#### Dataset content ####

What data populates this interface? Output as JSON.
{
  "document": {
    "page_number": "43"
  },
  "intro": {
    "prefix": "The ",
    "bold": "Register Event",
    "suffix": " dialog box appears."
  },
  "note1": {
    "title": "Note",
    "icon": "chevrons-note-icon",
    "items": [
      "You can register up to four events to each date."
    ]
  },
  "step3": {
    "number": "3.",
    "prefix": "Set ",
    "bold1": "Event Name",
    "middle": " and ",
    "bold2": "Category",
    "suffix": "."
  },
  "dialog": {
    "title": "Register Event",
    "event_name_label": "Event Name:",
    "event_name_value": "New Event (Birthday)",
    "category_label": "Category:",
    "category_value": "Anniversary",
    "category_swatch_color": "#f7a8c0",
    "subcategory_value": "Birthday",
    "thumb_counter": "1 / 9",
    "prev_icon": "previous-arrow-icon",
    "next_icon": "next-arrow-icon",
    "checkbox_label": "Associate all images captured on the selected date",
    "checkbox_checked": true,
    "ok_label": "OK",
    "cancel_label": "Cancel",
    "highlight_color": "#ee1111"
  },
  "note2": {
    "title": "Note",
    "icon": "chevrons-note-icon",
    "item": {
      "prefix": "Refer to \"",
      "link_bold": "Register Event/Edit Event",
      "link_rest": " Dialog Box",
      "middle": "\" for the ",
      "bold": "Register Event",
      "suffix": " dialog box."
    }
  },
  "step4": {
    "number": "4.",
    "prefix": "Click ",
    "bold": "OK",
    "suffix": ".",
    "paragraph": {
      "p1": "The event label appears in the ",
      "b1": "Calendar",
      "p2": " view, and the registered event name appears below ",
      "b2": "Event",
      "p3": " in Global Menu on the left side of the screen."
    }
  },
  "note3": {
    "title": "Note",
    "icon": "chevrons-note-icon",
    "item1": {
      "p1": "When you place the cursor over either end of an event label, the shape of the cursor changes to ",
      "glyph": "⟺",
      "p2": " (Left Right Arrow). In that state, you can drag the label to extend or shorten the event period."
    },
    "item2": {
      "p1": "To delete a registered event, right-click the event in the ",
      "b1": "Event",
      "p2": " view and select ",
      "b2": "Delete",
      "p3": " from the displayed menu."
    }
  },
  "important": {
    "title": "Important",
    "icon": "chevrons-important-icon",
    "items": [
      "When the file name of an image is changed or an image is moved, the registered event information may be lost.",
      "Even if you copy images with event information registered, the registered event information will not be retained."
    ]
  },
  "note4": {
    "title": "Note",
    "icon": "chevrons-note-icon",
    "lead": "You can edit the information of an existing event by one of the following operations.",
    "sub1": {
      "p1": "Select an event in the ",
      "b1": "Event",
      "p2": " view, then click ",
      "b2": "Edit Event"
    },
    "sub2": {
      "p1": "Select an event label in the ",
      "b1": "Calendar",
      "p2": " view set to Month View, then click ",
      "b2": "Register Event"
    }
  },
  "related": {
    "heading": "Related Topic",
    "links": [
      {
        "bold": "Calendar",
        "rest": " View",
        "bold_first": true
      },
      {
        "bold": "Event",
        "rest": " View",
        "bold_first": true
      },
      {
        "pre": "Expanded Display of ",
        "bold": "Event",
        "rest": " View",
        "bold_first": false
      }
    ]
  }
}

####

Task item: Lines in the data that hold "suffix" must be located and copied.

Solution below:
    "suffix": " dialog box appears."
    "suffix": "."
      "suffix": " dialog box."
    "suffix": ".",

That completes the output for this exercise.